*** SOURCE DATA Section Begins ***

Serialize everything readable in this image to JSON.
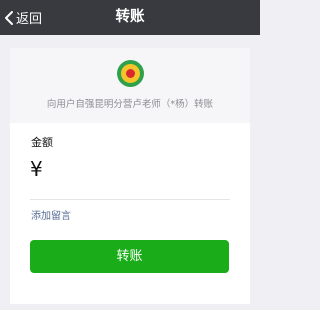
{
  "navbar": {
    "back_label": "返回",
    "title": "转账"
  },
  "payee": {
    "text": "向用户自强昆明分营卢老师（*杨）转账"
  },
  "amount": {
    "label": "金额",
    "currency_symbol": "¥",
    "value": ""
  },
  "note": {
    "add_label": "添加留言"
  },
  "submit": {
    "label": "转账"
  },
  "colors": {
    "navbar_bg": "#393a3f",
    "accent_green": "#1aad19",
    "link_blue": "#576b95",
    "page_bg": "#efeff4"
  },
  "icons": {
    "back": "chevron-left-icon",
    "payee_avatar": "organization-logo"
  }
}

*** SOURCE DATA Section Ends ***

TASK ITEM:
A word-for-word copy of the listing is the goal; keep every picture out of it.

REPLY TO THE TASK:
Serialize everything readable in this image to JSON.
{
  "navbar": {
    "back_label": "返回",
    "title": "转账"
  },
  "payee": {
    "text": "向用户自强昆明分营卢老师（*杨）转账"
  },
  "amount": {
    "label": "金额",
    "currency_symbol": "¥",
    "value": ""
  },
  "note": {
    "add_label": "添加留言"
  },
  "submit": {
    "label": "转账"
  },
  "colors": {
    "navbar_bg": "#393a3f",
    "accent_green": "#1aad19",
    "link_blue": "#576b95",
    "page_bg": "#efeff4"
  },
  "icons": {
    "back": "chevron-left-icon",
    "payee_avatar": "organization-logo"
  }
}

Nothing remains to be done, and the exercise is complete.